What is it about New York? I curse and scream in the summer when the hot trash fills my lungs and I can’t find a square inch of peace and quiet and I have to wear different shirts to commute in because we’re all a sweaty damn mess. I suffocate, in all ways.
And then I cry, ‘This is the last straw! I’m leaving! You can’t make me stay here another year!’ And everyone keeps walking by, unflinched by the crazy woman trying to hold a cell phone, and an iced coffee, and a Metro card, and some shred of confidence. Sweat is rolling down my back because it has to go somewhere. But everything is an uphill battle; every passerby, an unwelcomed guest in my personal space. I try to listen to music to drown out the parts of this city I hate, but it’s just stimulus on top of stimulus.
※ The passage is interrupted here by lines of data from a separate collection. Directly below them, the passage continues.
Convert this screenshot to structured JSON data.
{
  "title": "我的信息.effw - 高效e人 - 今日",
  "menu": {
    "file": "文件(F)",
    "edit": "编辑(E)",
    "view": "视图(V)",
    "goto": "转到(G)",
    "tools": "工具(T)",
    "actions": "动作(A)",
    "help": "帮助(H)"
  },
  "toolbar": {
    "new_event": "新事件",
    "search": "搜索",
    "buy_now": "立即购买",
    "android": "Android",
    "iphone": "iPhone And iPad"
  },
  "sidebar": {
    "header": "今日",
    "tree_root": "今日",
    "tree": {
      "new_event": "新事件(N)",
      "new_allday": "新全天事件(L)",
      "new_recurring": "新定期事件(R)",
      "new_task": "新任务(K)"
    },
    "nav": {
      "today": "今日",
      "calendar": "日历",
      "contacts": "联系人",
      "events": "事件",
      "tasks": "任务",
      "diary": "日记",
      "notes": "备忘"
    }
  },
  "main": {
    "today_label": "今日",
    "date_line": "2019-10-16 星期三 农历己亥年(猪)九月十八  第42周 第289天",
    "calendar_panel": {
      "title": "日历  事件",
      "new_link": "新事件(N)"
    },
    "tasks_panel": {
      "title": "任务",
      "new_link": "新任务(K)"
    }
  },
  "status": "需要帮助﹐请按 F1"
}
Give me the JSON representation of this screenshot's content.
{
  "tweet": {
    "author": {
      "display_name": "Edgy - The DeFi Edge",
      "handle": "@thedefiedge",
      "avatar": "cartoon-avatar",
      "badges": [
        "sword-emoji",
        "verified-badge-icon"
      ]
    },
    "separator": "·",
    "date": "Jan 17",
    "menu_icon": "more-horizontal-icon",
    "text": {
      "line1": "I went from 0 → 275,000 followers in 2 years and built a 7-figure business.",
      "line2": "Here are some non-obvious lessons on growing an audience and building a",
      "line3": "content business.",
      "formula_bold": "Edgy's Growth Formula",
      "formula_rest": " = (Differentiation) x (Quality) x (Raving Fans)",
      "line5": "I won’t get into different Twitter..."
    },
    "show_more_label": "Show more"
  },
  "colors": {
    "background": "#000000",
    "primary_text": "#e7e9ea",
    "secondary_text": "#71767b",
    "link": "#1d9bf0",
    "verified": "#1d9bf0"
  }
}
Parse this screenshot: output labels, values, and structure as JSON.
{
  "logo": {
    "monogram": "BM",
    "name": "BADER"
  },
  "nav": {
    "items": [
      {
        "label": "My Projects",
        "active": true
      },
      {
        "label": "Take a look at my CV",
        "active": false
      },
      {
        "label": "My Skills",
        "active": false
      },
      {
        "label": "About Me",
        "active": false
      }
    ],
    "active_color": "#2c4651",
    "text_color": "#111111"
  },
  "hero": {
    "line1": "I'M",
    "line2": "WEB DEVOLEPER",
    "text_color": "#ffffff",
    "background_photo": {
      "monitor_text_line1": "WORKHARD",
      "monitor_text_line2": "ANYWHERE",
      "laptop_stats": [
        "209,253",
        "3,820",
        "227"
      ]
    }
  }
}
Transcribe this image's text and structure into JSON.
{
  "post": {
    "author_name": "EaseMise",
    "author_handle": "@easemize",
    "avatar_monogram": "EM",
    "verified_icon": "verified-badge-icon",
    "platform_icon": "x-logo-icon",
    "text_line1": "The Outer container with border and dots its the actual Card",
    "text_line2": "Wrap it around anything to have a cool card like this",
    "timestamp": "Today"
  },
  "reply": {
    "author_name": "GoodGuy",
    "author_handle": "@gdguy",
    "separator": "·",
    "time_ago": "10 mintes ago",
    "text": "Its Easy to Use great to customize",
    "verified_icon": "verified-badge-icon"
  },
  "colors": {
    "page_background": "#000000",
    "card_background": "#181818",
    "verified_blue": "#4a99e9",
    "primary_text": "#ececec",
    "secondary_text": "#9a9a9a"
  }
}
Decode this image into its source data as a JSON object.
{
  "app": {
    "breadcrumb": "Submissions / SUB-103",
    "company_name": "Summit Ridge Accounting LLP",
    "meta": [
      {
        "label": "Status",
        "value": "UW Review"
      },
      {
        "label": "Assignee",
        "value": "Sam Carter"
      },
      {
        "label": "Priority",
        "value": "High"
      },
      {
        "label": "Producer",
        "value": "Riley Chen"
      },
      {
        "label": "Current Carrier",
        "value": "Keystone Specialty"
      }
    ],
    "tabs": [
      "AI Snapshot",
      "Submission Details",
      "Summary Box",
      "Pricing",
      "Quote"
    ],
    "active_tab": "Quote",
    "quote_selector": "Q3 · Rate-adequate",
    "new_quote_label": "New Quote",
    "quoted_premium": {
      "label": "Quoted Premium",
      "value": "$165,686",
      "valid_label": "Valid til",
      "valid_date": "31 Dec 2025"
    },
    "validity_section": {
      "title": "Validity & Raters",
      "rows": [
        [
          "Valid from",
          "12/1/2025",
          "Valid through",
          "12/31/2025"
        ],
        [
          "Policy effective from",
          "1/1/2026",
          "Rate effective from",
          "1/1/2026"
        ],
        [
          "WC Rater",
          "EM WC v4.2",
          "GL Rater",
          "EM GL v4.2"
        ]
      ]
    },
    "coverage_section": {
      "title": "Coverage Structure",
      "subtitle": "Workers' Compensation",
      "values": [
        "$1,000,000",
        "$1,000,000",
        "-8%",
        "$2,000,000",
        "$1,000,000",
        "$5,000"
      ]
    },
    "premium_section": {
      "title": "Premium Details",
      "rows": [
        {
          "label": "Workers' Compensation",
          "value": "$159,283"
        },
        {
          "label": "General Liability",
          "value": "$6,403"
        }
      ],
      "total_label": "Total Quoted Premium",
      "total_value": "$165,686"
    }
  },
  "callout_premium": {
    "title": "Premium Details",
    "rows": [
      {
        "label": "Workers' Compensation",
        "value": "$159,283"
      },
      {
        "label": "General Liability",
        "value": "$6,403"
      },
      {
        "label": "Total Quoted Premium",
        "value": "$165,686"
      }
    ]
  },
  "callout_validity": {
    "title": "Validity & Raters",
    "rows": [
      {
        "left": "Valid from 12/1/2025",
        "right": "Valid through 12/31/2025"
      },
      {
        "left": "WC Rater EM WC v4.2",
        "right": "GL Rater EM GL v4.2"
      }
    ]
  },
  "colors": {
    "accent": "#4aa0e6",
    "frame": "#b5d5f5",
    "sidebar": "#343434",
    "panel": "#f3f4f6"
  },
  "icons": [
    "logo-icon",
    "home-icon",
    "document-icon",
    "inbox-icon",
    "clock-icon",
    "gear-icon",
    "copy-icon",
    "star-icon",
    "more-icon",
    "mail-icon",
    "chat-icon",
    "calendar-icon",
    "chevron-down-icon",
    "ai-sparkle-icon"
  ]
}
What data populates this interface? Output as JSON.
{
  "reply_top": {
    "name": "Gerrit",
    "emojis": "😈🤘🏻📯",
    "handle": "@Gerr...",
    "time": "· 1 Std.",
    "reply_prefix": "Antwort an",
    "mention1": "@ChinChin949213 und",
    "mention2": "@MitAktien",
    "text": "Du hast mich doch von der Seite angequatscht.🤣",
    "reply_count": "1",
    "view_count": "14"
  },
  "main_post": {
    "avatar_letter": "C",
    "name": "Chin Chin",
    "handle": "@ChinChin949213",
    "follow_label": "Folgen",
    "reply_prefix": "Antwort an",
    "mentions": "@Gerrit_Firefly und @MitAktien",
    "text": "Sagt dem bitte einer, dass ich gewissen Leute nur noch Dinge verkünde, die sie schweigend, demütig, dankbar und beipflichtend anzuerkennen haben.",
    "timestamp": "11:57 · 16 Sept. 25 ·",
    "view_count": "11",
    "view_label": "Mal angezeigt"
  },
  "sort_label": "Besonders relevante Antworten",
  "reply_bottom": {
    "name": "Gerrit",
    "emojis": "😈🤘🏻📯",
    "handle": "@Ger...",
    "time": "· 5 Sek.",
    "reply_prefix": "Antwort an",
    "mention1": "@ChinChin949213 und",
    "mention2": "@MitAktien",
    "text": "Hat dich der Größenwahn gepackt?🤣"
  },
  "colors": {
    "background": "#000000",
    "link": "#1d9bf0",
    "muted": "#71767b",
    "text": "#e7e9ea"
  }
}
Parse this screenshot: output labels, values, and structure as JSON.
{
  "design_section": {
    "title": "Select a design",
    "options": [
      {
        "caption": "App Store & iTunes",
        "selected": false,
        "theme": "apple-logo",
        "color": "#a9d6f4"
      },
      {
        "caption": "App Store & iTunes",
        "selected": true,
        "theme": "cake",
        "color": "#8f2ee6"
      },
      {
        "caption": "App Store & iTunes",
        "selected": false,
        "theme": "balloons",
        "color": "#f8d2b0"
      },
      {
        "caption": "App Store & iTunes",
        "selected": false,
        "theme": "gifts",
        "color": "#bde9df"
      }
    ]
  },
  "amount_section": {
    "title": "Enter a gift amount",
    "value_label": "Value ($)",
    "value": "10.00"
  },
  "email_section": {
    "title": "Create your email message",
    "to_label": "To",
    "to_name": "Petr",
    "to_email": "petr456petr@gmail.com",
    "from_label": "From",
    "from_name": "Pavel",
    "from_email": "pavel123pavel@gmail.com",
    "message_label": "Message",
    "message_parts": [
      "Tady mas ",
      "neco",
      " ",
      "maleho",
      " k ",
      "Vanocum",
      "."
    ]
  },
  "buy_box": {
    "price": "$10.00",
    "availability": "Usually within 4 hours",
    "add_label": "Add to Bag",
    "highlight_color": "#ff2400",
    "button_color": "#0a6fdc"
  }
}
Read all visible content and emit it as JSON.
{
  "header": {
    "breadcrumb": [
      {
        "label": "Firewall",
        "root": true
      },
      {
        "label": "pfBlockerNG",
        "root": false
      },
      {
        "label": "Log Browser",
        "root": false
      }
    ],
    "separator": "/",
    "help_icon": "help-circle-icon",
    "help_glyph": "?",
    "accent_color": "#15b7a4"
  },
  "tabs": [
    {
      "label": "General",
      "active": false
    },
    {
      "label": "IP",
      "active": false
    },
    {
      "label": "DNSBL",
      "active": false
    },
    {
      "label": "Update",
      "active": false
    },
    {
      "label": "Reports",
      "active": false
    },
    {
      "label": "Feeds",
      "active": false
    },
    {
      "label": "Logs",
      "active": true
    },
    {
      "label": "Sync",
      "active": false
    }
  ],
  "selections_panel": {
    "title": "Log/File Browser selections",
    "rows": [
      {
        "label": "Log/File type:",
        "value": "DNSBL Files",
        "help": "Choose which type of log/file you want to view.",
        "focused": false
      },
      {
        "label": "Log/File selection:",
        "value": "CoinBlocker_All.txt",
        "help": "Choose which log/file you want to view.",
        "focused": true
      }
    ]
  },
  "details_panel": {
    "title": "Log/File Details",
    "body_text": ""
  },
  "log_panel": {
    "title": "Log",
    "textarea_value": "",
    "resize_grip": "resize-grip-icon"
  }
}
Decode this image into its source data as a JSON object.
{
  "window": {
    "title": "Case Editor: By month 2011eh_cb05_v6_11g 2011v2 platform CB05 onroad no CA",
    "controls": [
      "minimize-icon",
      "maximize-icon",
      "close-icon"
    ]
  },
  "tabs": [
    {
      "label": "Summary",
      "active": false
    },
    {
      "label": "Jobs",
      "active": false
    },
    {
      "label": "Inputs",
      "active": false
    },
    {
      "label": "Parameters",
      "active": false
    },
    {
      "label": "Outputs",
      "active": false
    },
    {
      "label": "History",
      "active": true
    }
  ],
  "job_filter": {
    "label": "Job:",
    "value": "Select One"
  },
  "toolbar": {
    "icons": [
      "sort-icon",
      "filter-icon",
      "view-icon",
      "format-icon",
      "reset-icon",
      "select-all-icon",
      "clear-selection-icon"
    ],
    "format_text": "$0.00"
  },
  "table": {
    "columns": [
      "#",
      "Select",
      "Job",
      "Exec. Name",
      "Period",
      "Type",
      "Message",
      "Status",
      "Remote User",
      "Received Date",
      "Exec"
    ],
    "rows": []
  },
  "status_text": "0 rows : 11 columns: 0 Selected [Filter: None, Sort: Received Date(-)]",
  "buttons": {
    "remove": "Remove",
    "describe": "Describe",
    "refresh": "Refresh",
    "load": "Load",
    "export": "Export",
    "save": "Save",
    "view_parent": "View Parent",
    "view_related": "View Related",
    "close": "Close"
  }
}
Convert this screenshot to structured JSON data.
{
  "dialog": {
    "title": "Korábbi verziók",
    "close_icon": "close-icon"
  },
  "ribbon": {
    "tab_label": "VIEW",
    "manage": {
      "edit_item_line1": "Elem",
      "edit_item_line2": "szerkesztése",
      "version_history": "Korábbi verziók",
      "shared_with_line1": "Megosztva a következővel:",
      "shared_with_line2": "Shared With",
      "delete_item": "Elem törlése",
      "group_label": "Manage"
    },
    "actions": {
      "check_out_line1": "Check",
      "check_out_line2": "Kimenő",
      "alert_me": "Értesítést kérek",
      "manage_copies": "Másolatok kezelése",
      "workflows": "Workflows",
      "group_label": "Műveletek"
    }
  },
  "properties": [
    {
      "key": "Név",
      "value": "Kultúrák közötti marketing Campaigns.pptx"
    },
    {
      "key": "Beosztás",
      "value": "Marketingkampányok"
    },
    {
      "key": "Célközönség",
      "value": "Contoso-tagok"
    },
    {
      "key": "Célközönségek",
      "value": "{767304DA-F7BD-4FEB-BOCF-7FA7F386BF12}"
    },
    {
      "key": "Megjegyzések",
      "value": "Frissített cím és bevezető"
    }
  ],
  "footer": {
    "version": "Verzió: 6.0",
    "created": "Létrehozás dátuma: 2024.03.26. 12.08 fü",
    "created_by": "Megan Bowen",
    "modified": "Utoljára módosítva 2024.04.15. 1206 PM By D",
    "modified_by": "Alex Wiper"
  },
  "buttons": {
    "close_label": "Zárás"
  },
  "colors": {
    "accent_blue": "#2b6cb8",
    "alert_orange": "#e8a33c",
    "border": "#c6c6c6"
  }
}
Then that first 50-degree Saturday hits, and the crisp, October air suddenly dampens the chaos, the sun lights up the buildings in new ways, and the world around me doesn’t seem so frenetic. I stand still and calm and let the wind brush over my face. I don’t mind that my hair, longer than it was a year ago, is swept in its path. I stare up at the old architecture set against painted sky, and I ask myself if people live up there on the top story behind the arched windows. My feet are so tired I take a car home.
In Chinatown, we pass by a florescent-lit fish market. Tall, Asian men stand in aisles between the ice in their long, white coats, arms folded, eyes on the people coming in and out. Some are refilling the stands with tuna; one is at the register patiently waiting for a customer. Everyone is wearing the same navy blue baseball cap. The floor tiles are dewy from the constant A/C and ice, but they’re clean. I don’t have to roll down the window to know that it smells like cold fish and bleach in there.
Situated on either side are two little stalls filled to the brim with tourist crap. The ones with the I ❤ NY t-shirts and NYPD pajama pants. They’re more like walk-in closets — I don’t think they occupy any actual real estate. Over-flowing with souvenier shirts and bags and sweaters, each is assigned one person to coordinate transactions. Ya know, someone somewhere made those things for someone from somewhere to buy and take back somewhere, perhaps for someone else. I think about who all those people are, and what they’re doing right now.
Strings of multi-colored lights are hung down Mott St. Some are in the shape of Chinese characters. They’re always on; they’re not just for holidays. I watch the people who live there walk underneath the warm glow. Perhaps they just came from the fish market and are about to prepare dinner for their family. Or themselves. Does it make a difference? Maybe they have a dog or a cat that is looking up at the stove, patiently waiting for their human to share.
As we cross the Manhattan, the sunset lights up the Brooklyn Bridge. I think about how it’s been standing there for over a century in the East River. With light coming from the west, I see tiny, silhouetted people walking up and down the wooden promenade. It’s supported by steel and stone, and yet it moves. Some are congested in pockets where the best pictures can be taken. The ones where you can get the Empire State Building or the Statue of Liberty. Some are sitting by themselves on a bench, watching.
It suddenly becomes very difficult to leave this magic behind.